Lines with the word "background" are the answer; copy each of them from the data below.

—————

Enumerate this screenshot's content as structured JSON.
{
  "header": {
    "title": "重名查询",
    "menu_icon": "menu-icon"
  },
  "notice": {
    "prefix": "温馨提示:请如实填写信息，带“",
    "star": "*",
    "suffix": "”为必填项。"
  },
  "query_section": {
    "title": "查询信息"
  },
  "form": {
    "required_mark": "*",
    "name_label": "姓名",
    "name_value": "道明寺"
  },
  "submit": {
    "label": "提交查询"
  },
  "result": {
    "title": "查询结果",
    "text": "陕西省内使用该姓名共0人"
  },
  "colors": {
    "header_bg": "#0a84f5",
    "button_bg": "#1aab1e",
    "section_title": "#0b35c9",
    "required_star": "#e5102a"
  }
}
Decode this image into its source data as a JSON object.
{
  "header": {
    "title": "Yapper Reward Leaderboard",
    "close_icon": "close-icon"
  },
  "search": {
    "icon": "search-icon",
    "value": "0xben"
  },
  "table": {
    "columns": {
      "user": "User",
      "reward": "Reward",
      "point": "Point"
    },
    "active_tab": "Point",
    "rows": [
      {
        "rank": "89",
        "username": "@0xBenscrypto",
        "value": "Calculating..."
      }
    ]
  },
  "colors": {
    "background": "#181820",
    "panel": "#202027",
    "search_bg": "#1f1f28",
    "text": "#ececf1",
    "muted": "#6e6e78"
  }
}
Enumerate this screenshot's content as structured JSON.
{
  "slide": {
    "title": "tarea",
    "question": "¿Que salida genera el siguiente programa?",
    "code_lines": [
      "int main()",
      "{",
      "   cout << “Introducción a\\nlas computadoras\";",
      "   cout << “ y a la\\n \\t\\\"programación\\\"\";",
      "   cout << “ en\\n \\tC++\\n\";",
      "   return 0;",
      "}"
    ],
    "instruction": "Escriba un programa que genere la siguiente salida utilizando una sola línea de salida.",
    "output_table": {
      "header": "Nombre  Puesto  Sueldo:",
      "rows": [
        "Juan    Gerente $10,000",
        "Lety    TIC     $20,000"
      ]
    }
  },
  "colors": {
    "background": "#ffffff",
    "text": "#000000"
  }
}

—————

Response to the task:
    "background": "#181820",
    "background": "#ffffff",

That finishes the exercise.